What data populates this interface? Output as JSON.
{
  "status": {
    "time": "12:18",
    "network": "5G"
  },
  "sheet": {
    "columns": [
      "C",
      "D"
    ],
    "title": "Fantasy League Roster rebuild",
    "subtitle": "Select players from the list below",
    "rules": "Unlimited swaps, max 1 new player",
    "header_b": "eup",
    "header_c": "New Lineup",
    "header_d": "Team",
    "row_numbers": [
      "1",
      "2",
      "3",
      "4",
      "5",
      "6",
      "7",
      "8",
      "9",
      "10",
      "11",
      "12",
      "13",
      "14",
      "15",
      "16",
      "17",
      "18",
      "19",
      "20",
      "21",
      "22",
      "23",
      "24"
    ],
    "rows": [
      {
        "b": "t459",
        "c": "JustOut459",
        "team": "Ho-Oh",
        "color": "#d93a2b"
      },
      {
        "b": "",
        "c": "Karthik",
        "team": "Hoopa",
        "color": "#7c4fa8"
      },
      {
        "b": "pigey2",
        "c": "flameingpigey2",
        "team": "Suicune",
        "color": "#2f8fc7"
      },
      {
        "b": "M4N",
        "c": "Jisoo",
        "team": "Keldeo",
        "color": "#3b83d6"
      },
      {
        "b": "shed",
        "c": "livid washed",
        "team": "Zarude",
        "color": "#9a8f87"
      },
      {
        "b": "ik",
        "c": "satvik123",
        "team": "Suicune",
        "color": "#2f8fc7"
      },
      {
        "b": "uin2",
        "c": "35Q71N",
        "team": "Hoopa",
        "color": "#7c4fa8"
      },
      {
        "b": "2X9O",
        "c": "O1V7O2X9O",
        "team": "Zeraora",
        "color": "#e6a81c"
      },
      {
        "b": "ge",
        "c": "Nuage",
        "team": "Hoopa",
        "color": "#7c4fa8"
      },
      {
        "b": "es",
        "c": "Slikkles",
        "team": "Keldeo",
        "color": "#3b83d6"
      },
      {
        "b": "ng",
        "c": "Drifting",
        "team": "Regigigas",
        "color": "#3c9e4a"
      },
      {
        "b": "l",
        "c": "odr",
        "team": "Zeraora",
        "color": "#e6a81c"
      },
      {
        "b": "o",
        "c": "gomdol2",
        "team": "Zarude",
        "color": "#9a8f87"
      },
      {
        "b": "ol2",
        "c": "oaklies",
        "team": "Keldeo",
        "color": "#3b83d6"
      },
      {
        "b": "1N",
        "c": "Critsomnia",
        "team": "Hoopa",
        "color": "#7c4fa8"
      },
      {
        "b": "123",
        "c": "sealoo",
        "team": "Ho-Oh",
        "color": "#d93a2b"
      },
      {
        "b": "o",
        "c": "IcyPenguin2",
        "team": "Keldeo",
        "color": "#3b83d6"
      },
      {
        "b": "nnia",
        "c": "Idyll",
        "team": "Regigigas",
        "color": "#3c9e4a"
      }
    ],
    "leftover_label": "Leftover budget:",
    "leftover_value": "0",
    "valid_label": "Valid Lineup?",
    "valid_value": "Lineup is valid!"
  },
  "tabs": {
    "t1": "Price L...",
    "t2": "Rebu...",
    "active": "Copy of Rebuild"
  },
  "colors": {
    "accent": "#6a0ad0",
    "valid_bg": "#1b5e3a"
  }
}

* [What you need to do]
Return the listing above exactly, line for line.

* [Reply to the task]
What data populates this interface? Output as JSON.
{
  "status": {
    "time": "12:18",
    "network": "5G"
  },
  "sheet": {
    "columns": [
      "C",
      "D"
    ],
    "title": "Fantasy League Roster rebuild",
    "subtitle": "Select players from the list below",
    "rules": "Unlimited swaps, max 1 new player",
    "header_b": "eup",
    "header_c": "New Lineup",
    "header_d": "Team",
    "row_numbers": [
      "1",
      "2",
      "3",
      "4",
      "5",
      "6",
      "7",
      "8",
      "9",
      "10",
      "11",
      "12",
      "13",
      "14",
      "15",
      "16",
      "17",
      "18",
      "19",
      "20",
      "21",
      "22",
      "23",
      "24"
    ],
    "rows": [
      {
        "b": "t459",
        "c": "JustOut459",
        "team": "Ho-Oh",
        "color": "#d93a2b"
      },
      {
        "b": "",
        "c": "Karthik",
        "team": "Hoopa",
        "color": "#7c4fa8"
      },
      {
        "b": "pigey2",
        "c": "flameingpigey2",
        "team": "Suicune",
        "color": "#2f8fc7"
      },
      {
        "b": "M4N",
        "c": "Jisoo",
        "team": "Keldeo",
        "color": "#3b83d6"
      },
      {
        "b": "shed",
        "c": "livid washed",
        "team": "Zarude",
        "color": "#9a8f87"
      },
      {
        "b": "ik",
        "c": "satvik123",
        "team": "Suicune",
        "color": "#2f8fc7"
      },
      {
        "b": "uin2",
        "c": "35Q71N",
        "team": "Hoopa",
        "color": "#7c4fa8"
      },
      {
        "b": "2X9O",
        "c": "O1V7O2X9O",
        "team": "Zeraora",
        "color": "#e6a81c"
      },
      {
        "b": "ge",
        "c": "Nuage",
        "team": "Hoopa",
        "color": "#7c4fa8"
      },
      {
        "b": "es",
        "c": "Slikkles",
        "team": "Keldeo",
        "color": "#3b83d6"
      },
      {
        "b": "ng",
        "c": "Drifting",
        "team": "Regigigas",
        "color": "#3c9e4a"
      },
      {
        "b": "l",
        "c": "odr",
        "team": "Zeraora",
        "color": "#e6a81c"
      },
      {
        "b": "o",
        "c": "gomdol2",
        "team": "Zarude",
        "color": "#9a8f87"
      },
      {
        "b": "ol2",
        "c": "oaklies",
        "team": "Keldeo",
        "color": "#3b83d6"
      },
      {
        "b": "1N",
        "c": "Critsomnia",
        "team": "Hoopa",
        "color": "#7c4fa8"
      },
      {
        "b": "123",
        "c": "sealoo",
        "team": "Ho-Oh",
        "color": "#d93a2b"
      },
      {
        "b": "o",
        "c": "IcyPenguin2",
        "team": "Keldeo",
        "color": "#3b83d6"
      },
      {
        "b": "nnia",
        "c": "Idyll",
        "team": "Regigigas",
        "color": "#3c9e4a"
      }
    ],
    "leftover_label": "Leftover budget:",
    "leftover_value": "0",
    "valid_label": "Valid Lineup?",
    "valid_value": "Lineup is valid!"
  },
  "tabs": {
    "t1": "Price L...",
    "t2": "Rebu...",
    "active": "Copy of Rebuild"
  },
  "colors": {
    "accent": "#6a0ad0",
    "valid_bg": "#1b5e3a"
  }
}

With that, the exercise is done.